          The latest job provides the first experimental proof that the standard quantum limit could be defeated in a gravitational-wave observatory. The research was carried out by Haocun Yu, McCuller and other members of the LIGO alliance on one half of the LIGO observatory — a set of 4 km-long interferometer arms located in Livingston, Louisiana.

          To make their measurements, Yu and colleagues used the interferometer in two different modes. In the laser light has been subject to ever-present vacuum changes that produce uncertainties in measurements of its period and amplitude — giving rise to radiation sound and shot noise. But at the mode those vacuum fluctuations were natural, and on average the two sources of noise were large. In the second, in contrast, the changes were manipulated so that one noise source was curbed while another expanded — producing a”squeezed” vacuum condition.

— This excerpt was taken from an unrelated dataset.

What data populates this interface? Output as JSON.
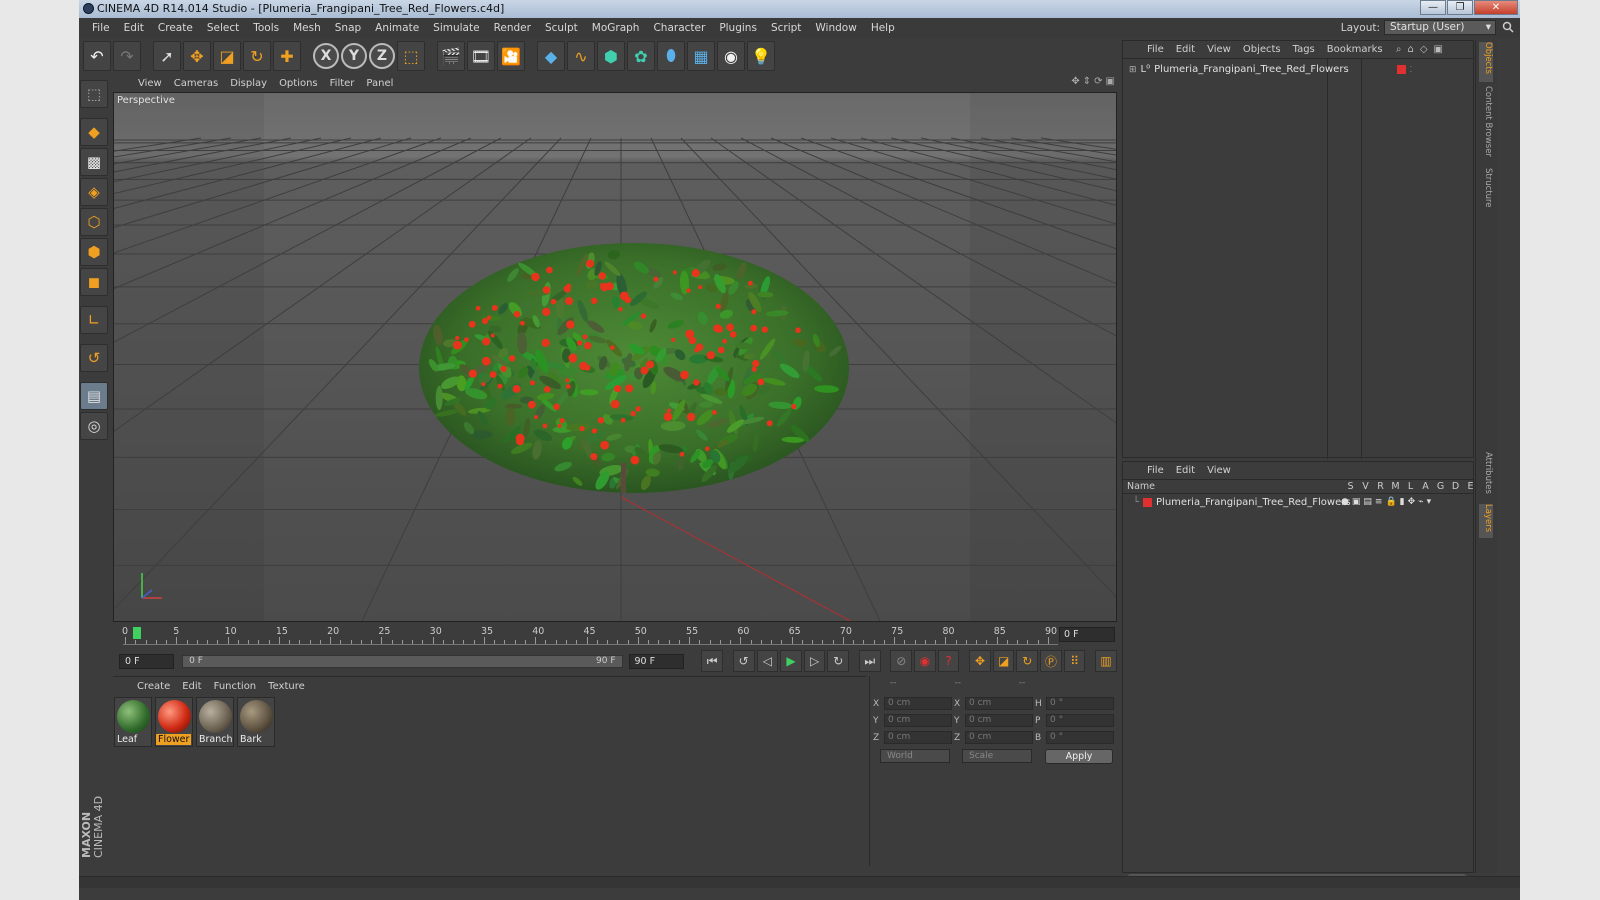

          Classical noise

          With five hours’ worth of data gathered last year, the researchers measured the version from the uncertainty of the interferometer’s space measurement over a range of frequencies in the output . To deduce the sensor’s total quantum sound, they subtracted from the supply. They then compared the resultant information against model predictions.

          Reporting its results in Nature, the LIGO team states its work marks two major milestones in quantum dimension. One, it says, is having directly observed that radiation sound contributes to the movement of the interferometer’s mirrors — all which weighs 40 kg. This, they write, indicates that an effect brought about by Heisenberg’s uncertainty principle”persists even at human scales”.

          The team’s next key finding is having revealed when using squeezed vacuum conditions the resulting quantum noise does indeed drop under the standard limit at frequencies between about 30-50 Hz. They say, proves the existence of quantum correlations between the cushions and the laser beam.

          Room temperature effect

          Writing a comment piece to follow the paper, Valeria Sequino of the University of Naples and Mateusz Bawaj of the University of Perugia in Italy point out that the LIGO team isn’t the first to have decreased quantum noise below the conventional limitation. However they notice that much past work, which didn’t involve gravitational-wave observatories, required cryogenic conditions to reduce thermal sound. 1 remarkable aspect of the latest study, they say, is the fact.

          Sequino and Bawaj additionally point out that LIGO and the Virgo observatory in Italy already use squeezed vacuum conditions to enhance the sensitivity of the interferometers at elevated frequencies. But in an email to Physics Worldthey describe that the quantum correlations present a”frequency dependent squeezing”. This suppresses the noise source that creates the largest problem in a certain area of the spectrum — significance stage sound above 100::Hz and amplitude noise below it. And they add that since this squeezing simultaneously boosts the type of noise in every region, the uncertainty principle remains intact.

          However, they stress that this improvement in broadband detection has not yet been achieved — imagining that the LIGO group acquired its own result by”an applications subtraction of classical sound”. Reducing this noise in practice will require further work, they state.

          Read More